Traffic, mainly associated with Fort Gordon, clogs Robinson Avenue and Wrightsboro Road during morning and afternoon rush hour. Woods said traffic from Fort Gordon’s Gate 2 often backs up from Gordon Highway to Wrightsboro Road.
Improving state highways requires approval from the state Department of Transportation.
“The state governs and controls their highways,” James said. “In essence, you can’t even take a piece of chalk and write on it unless they tell you you can. They control their roads.”
City officials have been pleading with DOT officials to improve the roads for many years. Finally, state transportation officials included the projects on the T-SPLOST list.

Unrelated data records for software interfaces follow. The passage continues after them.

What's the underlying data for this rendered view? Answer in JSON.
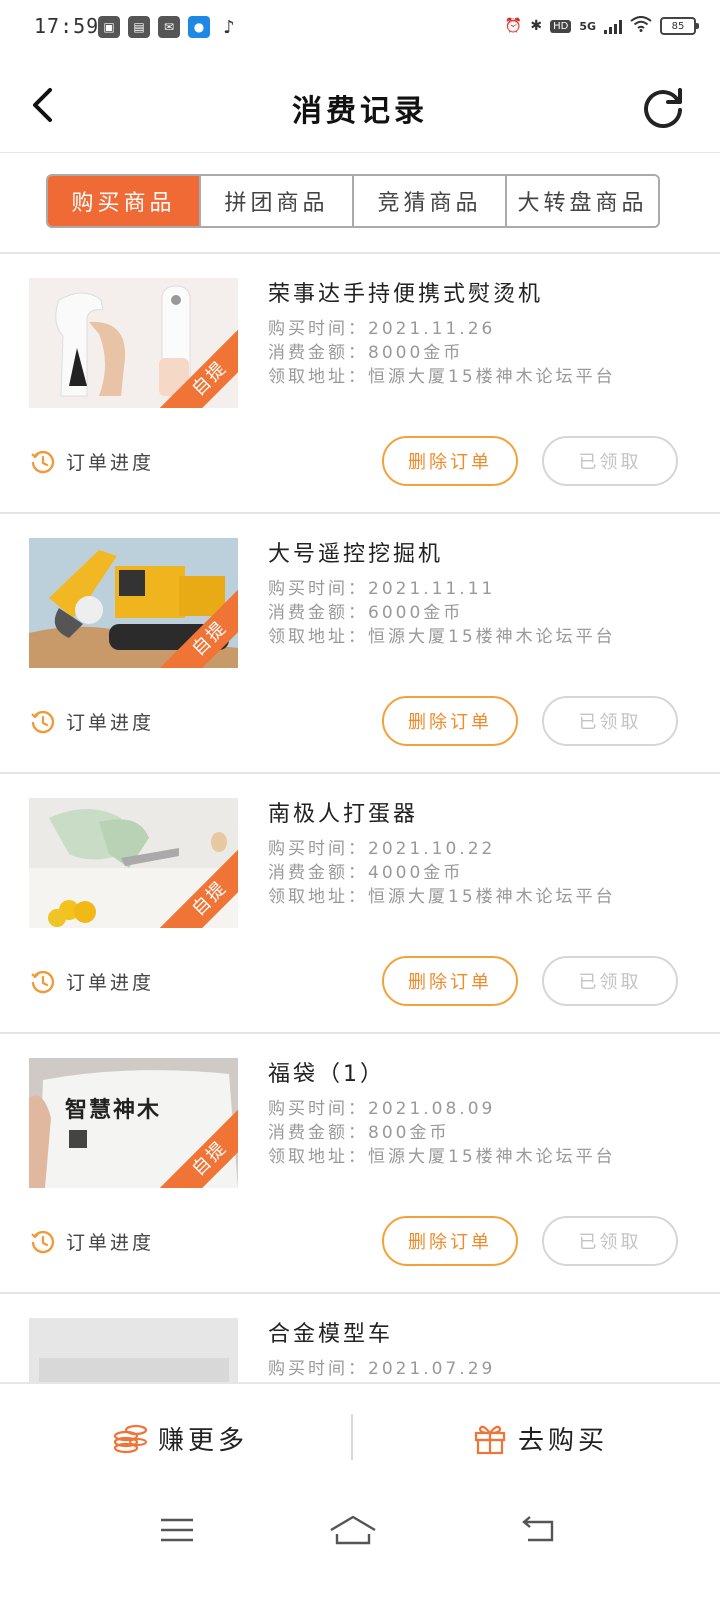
{
  "status_bar": {
    "time": "17:59",
    "battery": "85",
    "network": "5G",
    "hd": "HD",
    "left_icons": [
      "sim-icon",
      "movie-app-icon",
      "mail-icon",
      "baidu-icon",
      "tiktok-icon"
    ],
    "right_icons": [
      "alarm-icon",
      "bluetooth-icon",
      "hd-icon",
      "signal-icon",
      "wifi-icon",
      "battery-icon"
    ]
  },
  "header": {
    "title": "消费记录"
  },
  "tabs": [
    {
      "label": "购买商品",
      "active": true
    },
    {
      "label": "拼团商品",
      "active": false
    },
    {
      "label": "竞猜商品",
      "active": false
    },
    {
      "label": "大转盘商品",
      "active": false
    }
  ],
  "orders": [
    {
      "name": "荣事达手持便携式熨烫机",
      "time_line": "购买时间：2021.11.26",
      "amount_line": "消费金额：8000金币",
      "address_line": "领取地址：恒源大厦15楼神木论坛平台",
      "badge": "自提",
      "progress": "订单进度",
      "delete": "删除订单",
      "status": "已领取"
    },
    {
      "name": "大号遥控挖掘机",
      "time_line": "购买时间：2021.11.11",
      "amount_line": "消费金额：6000金币",
      "address_line": "领取地址：恒源大厦15楼神木论坛平台",
      "badge": "自提",
      "progress": "订单进度",
      "delete": "删除订单",
      "status": "已领取"
    },
    {
      "name": "南极人打蛋器",
      "time_line": "购买时间：2021.10.22",
      "amount_line": "消费金额：4000金币",
      "address_line": "领取地址：恒源大厦15楼神木论坛平台",
      "badge": "自提",
      "progress": "订单进度",
      "delete": "删除订单",
      "status": "已领取"
    },
    {
      "name": "福袋（1）",
      "time_line": "购买时间：2021.08.09",
      "amount_line": "消费金额：800金币",
      "address_line": "领取地址：恒源大厦15楼神木论坛平台",
      "badge": "自提",
      "progress": "订单进度",
      "delete": "删除订单",
      "status": "已领取",
      "bag_text": "智慧神木"
    },
    {
      "name": "合金模型车",
      "time_line": "购买时间：2021.07.29",
      "amount_line": "",
      "address_line": "",
      "badge": "",
      "progress": "",
      "delete": "",
      "status": ""
    }
  ],
  "bottom_bar": {
    "earn": "赚更多",
    "buy": "去购买"
  },
  "colors": {
    "accent": "#f06a35",
    "button_border": "#f5a13a",
    "muted": "#999999"
  }
}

“I think they see how big a problem it is down through there,” Woods said.
City Council members recently approved hiring a traffic engineer to examine Robinson Avenue and Wrightsboro Road. That engineer will include city leaders’ design ideas and the Urban Redevelopment Plan to update the historic areas of the city into improvement plans for the road.
“DOT, they are wanting us to tell them what we want,” James said. “They are encouraging us to come up with our design as to what we would want.”
James said he’s been told to expect construction to begin on those two main corridors in about three years.
James said residents expressed concerns about turning Robinson Avenue into a four-lane highway through town.
“They think we’re going to four-lane it or something like that,” James said. “That’s not going to happen.”
The plan is to widen the road in a few areas to make room for turn lanes, allowing drivers on side streets to get onto Robinson Avenue, and other traffic control improvements that will move traffic along and improve the flow of traffic.
The $150,000 a year in discretionary funds the city is expected to receive from the T-SPLOST will help improve city streets.
“We can use it where we want to (inside) the city limits on any of our roads” Woods said. “That’s going to be a lot of resurfacing.”
But T-SPLOST projects aren’t the only ones on the books. DOT also is planning to improve the city’s two main intersections – Wrightsboro Road at Katherine Street and Robinson Avenue. The projects likely will include medians or islands and signs to help improve traffic flow.
Those projects are DOT-funded and are expected to begin any day, James said.
The city also is adding a traffic signal on Wrightsboro Road at Whiskey Road to better manage traffic associated with new businesses there. That project is expected to be complete in about six months.